Syn: Podocarpus fleuryi Hickel 1930, Decussocarpus fleuryi (Hickel) de Laubenfels 1969 (Farjon 1998).
Tree 15-25 m tall with straight bole and pyramidal crown. Branches horizontal or slightly pendulous. Bark brown grey, peeled off into fragments. Leaves oval to lanceolate, opposite or nearly opposite, leaf-blade thick and hard; with curved nerves. Male cone cylindrical, in groups of 3-4 at axils. Female cone solitary at the axil of two opposite leaves. Mature cones are brownish violet and globose with a diameter of 1.5-2.5 cm and thick stalk (FIPI 1996).
China: Guangdong (Gaoyao, Longmen, Zengcheng), Guangxi (Hepu), Yunnan (Mengzi, Pingbian); Cambodia; Laos; Vietnam (Farjon 1998). Found in most of mountainous provinces of Vietnam, especially in Ninh Binh, Hoa Binh, Thanh Hoa and Nghe An provinces. The species occurs sparsely in primary and slightly disturbed evergreen rain forests at elevations of 200-1000 m, usually mixed with Madhuca pasquieri, Vatica odorata and Quercus bambusaefolia. At Cuc Phuong and Cat Ba National Parks, the species occurs in groups and is the main species in some stands. A light-demanding species thriving well on good sites with deep, well-drained soils, developed from limestone (FIPI 1996).
Zone 9 (cold hardiness limit between -6.6°C and -1.1°C) (Bannister and Neuner 2001).
The IUCN reports that this taxon is "near threatened," with a declining population status.
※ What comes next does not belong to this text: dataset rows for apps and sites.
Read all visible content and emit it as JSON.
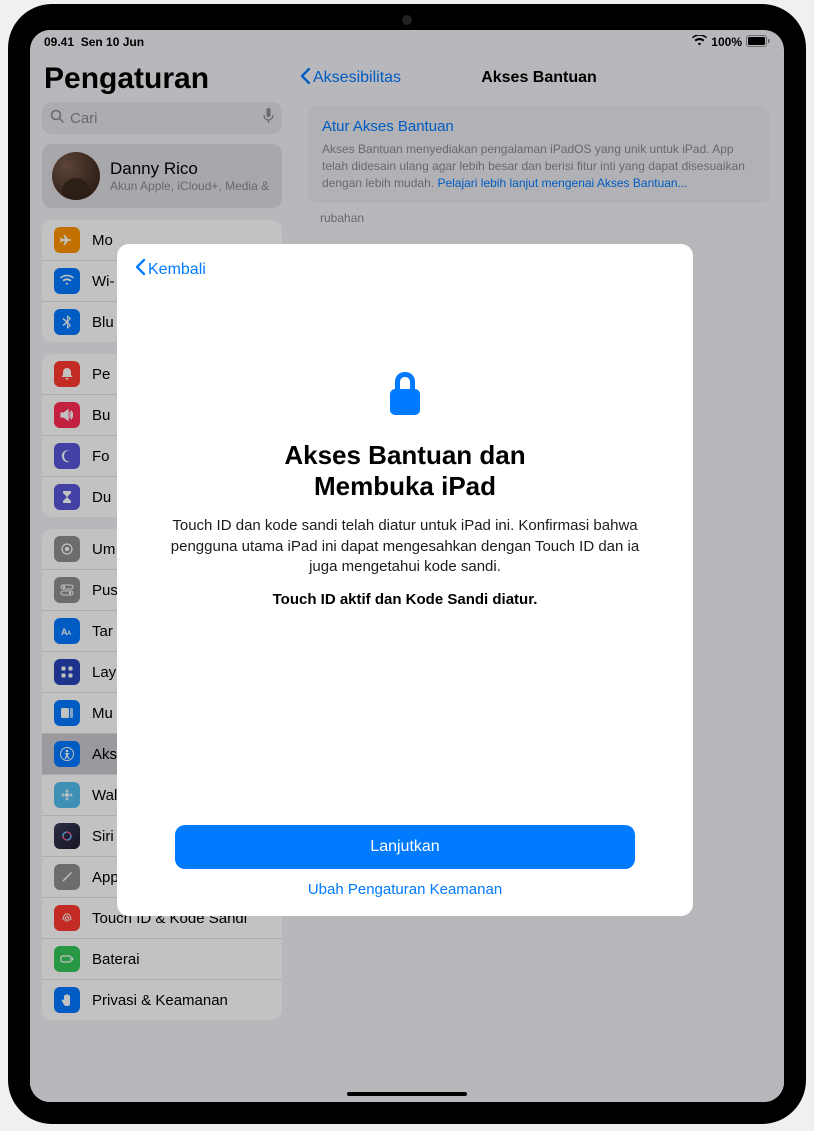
{
  "status": {
    "time": "09.41",
    "date": "Sen 10 Jun",
    "battery": "100%"
  },
  "sidebar": {
    "title": "Pengaturan",
    "search_placeholder": "Cari",
    "profile": {
      "name": "Danny Rico",
      "sub": "Akun Apple, iCloud+, Media &"
    },
    "g1": {
      "i0": "Mo",
      "i1": "Wi-",
      "i2": "Blu"
    },
    "g2": {
      "i0": "Pe",
      "i1": "Bu",
      "i2": "Fo",
      "i3": "Du"
    },
    "g3": {
      "i0": "Um",
      "i1": "Pus",
      "i2": "Tar",
      "i3": "Lay",
      "i4": "Mu",
      "i5": "Aks",
      "i6": "Wallpaper",
      "i7": "Siri & Cari",
      "i8": "Apple Pencil",
      "i9": "Touch ID & Kode Sandi",
      "i10": "Baterai",
      "i11": "Privasi & Keamanan"
    }
  },
  "detail": {
    "back": "Aksesibilitas",
    "title": "Akses Bantuan",
    "box_title": "Atur Akses Bantuan",
    "box_desc": "Akses Bantuan menyediakan pengalaman iPadOS yang unik untuk iPad. App telah didesain ulang agar lebih besar dan berisi fitur inti yang dapat disesuaikan dengan lebih mudah. ",
    "box_link": "Pelajari lebih lanjut mengenai Akses Bantuan...",
    "extra": "rubahan"
  },
  "modal": {
    "back": "Kembali",
    "title_l1": "Akses Bantuan dan",
    "title_l2": "Membuka iPad",
    "body": "Touch ID dan kode sandi telah diatur untuk iPad ini. Konfirmasi bahwa pengguna utama iPad ini dapat mengesahkan dengan Touch ID dan ia juga mengetahui kode sandi.",
    "bold": "Touch ID aktif dan Kode Sandi diatur.",
    "primary": "Lanjutkan",
    "secondary": "Ubah Pengaturan Keamanan"
  },
  "colors": {
    "airplane": "#ff9500",
    "wifi": "#007aff",
    "bt": "#007aff",
    "notif": "#ff3b30",
    "sound": "#ff2d55",
    "focus": "#5856d6",
    "screentime": "#5856d6",
    "general": "#8e8e93",
    "cc": "#8e8e93",
    "display": "#007aff",
    "home": "#2845b8",
    "multi": "#007aff",
    "access": "#007aff",
    "wall": "#55bef0",
    "siri": "#1e1e2e",
    "pencil": "#8e8e93",
    "touch": "#ff3b30",
    "batt": "#34c759",
    "priv": "#007aff"
  }
}
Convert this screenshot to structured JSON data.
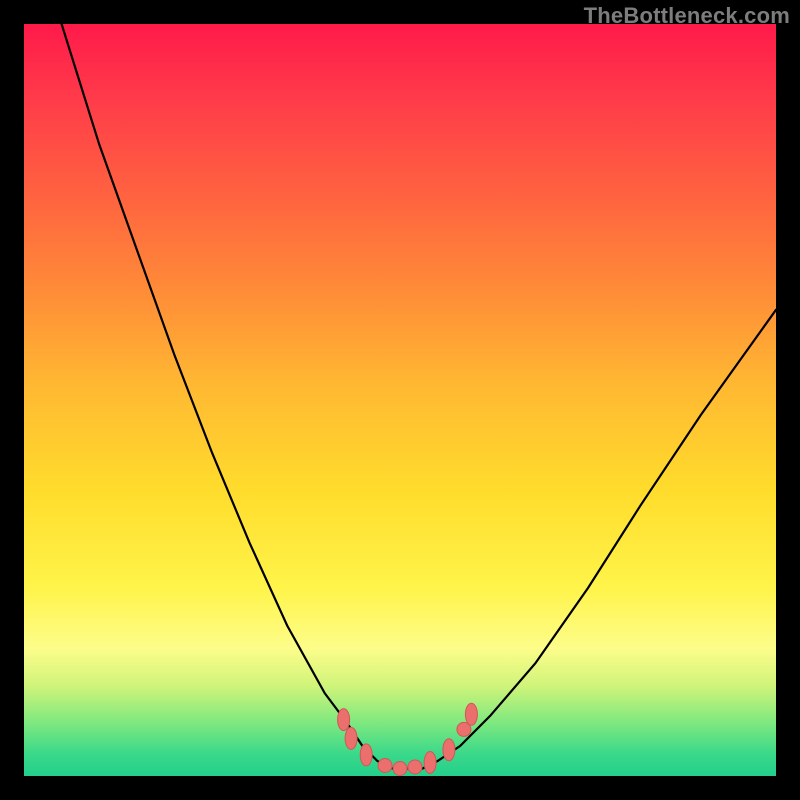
{
  "watermark": "TheBottleneck.com",
  "colors": {
    "background": "#000000",
    "curve": "#000000",
    "marker_fill": "#eb6f6c",
    "marker_stroke": "#d35656",
    "gradient_top": "#ff1a4a",
    "gradient_bottom": "#23cf8a"
  },
  "chart_data": {
    "type": "line",
    "title": "",
    "xlabel": "",
    "ylabel": "",
    "xlim": [
      0,
      100
    ],
    "ylim": [
      0,
      100
    ],
    "grid": false,
    "legend": false,
    "series": [
      {
        "name": "bottleneck-curve",
        "x": [
          5,
          10,
          15,
          20,
          25,
          30,
          35,
          40,
          43,
          45,
          47,
          49,
          51,
          53,
          55,
          58,
          62,
          68,
          75,
          82,
          90,
          100
        ],
        "y": [
          100,
          84,
          70,
          56,
          43,
          31,
          20,
          11,
          7,
          4,
          2,
          1,
          1,
          1,
          2,
          4,
          8,
          15,
          25,
          36,
          48,
          62
        ]
      }
    ],
    "markers": [
      {
        "x": 42.5,
        "y": 7.5,
        "shape": "oval"
      },
      {
        "x": 43.5,
        "y": 5.0,
        "shape": "oval"
      },
      {
        "x": 45.5,
        "y": 2.8,
        "shape": "oval"
      },
      {
        "x": 48.0,
        "y": 1.4,
        "shape": "round"
      },
      {
        "x": 50.0,
        "y": 1.0,
        "shape": "round"
      },
      {
        "x": 52.0,
        "y": 1.2,
        "shape": "round"
      },
      {
        "x": 54.0,
        "y": 1.8,
        "shape": "oval"
      },
      {
        "x": 56.5,
        "y": 3.5,
        "shape": "oval"
      },
      {
        "x": 58.5,
        "y": 6.2,
        "shape": "round"
      },
      {
        "x": 59.5,
        "y": 8.2,
        "shape": "oval"
      }
    ]
  }
}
Wood white, fine, light, very beautiful and durable. Used for art works, chopsticks and cabinet work. Leaves used trees in medicine to cure cough. Used as an ornamental in parks, along avenues and at pagodas and temples (FIPI 1996).
Cuc Phuong and Cat Ba National Parks in Vietnam might be good places to seek it.
This is an endemic and endangered tree species of Vietnam, depleted from its former numbers because of the demand for its timber. It should be strictly protected at Cat Ba and Cuc Phuong National Parks (FIPI 1996). It is listed (as Podocarpus fleuryi) as threatened in Vietnam by the World Conservation Monitoring Centre.
Huang 1994 (the Flora of Taiwan).
Luu and Thomas 2004 provide a description, range map, conservation status, drawings and photos, and a wealth of additional information.
Last Modified 2012-11-23